The city sued McIlvaine in November 2010, arguing McIlvaine was issued construction permits in 1975 but never let the city inspect work done at his home in the 600 block of Prairie Street on the city's near west side.
The permits expired after a year but the work was not completed and the city sued, saying McIlvaine's project was an eyesore, a blight on the neighborhood and a public safety hazard.
A judge denied the city permission to search the inside of McIlvaine's home for more possible code violations; the city threatened to take the case to trial and possibly fine McIlvaine $750 per day per violation going back to the 1970s if he didn't finish his project.
The new schedule, which Foote said attorneys from both sides agreed on last month, has rough framing work on the two-story addition scheduled to wrap up by Feb. 13. The work will be done by the St. Charles-based Royal Builders, which has been hired by McIlvaine.
By May 29, plumbing, HVAC and electrical work will be done and the city will inspect the project then.
Windows and doors are slated for installation in early September with a final cleanup completed by Oct. 5.

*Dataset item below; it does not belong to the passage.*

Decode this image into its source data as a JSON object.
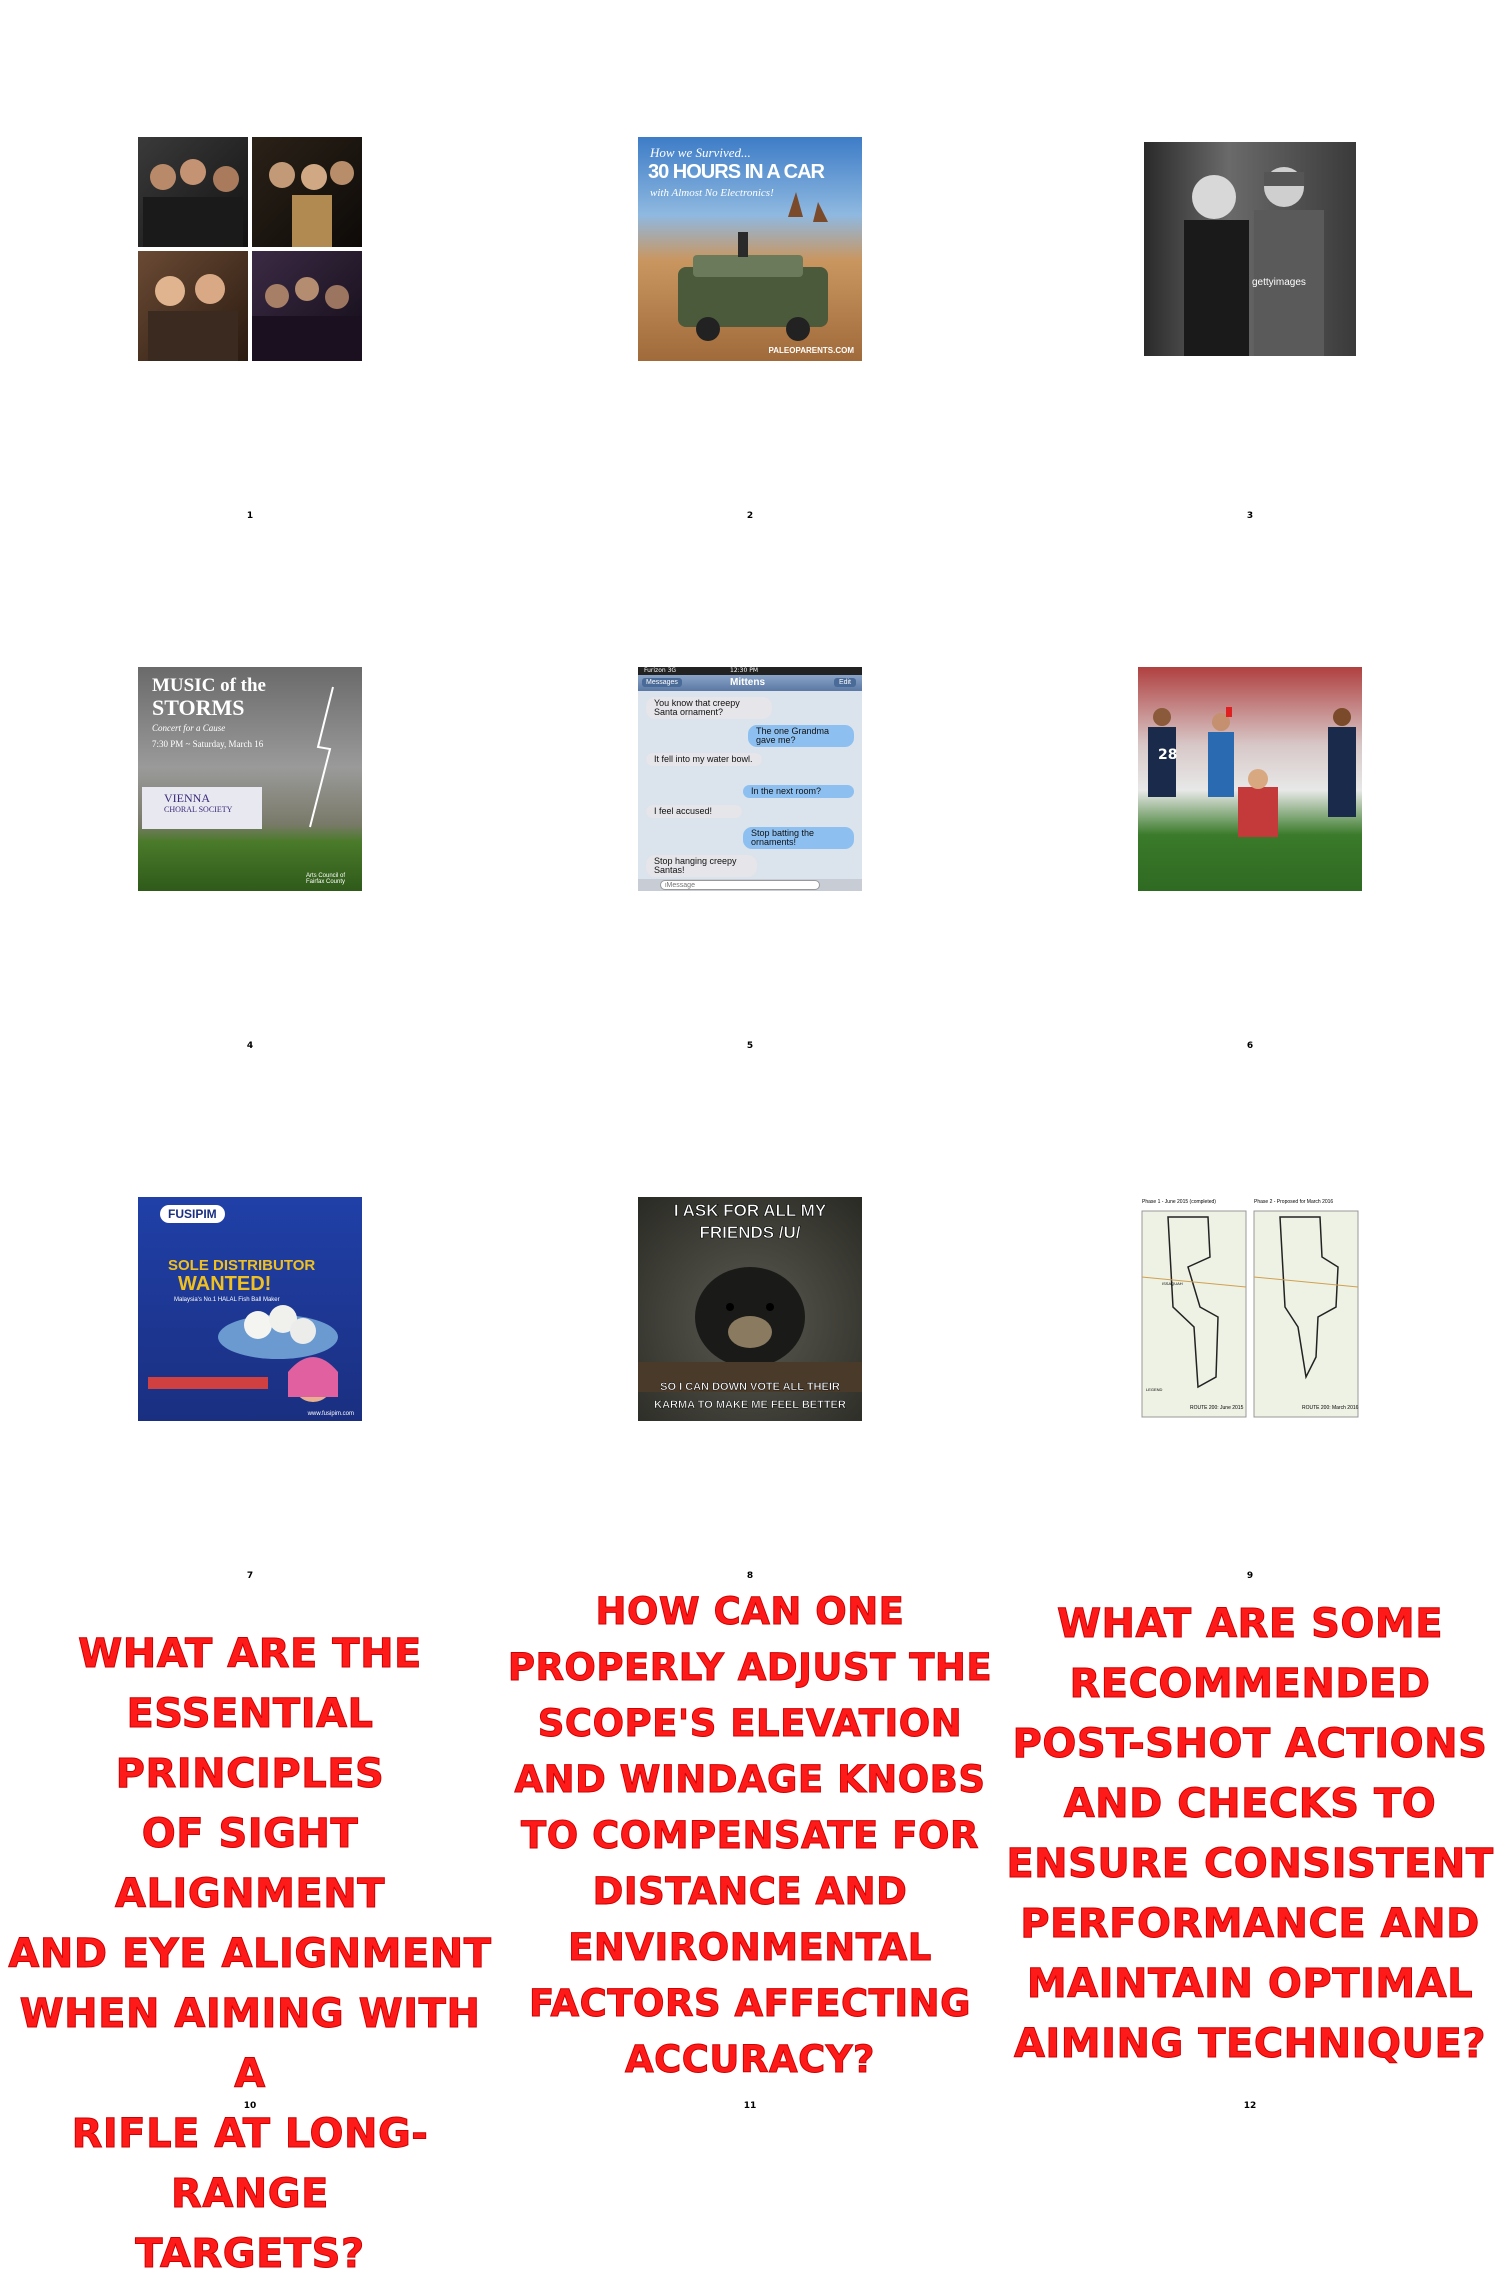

Robert Funk, attorney for the city, could not immediately be reached for comment Thursday.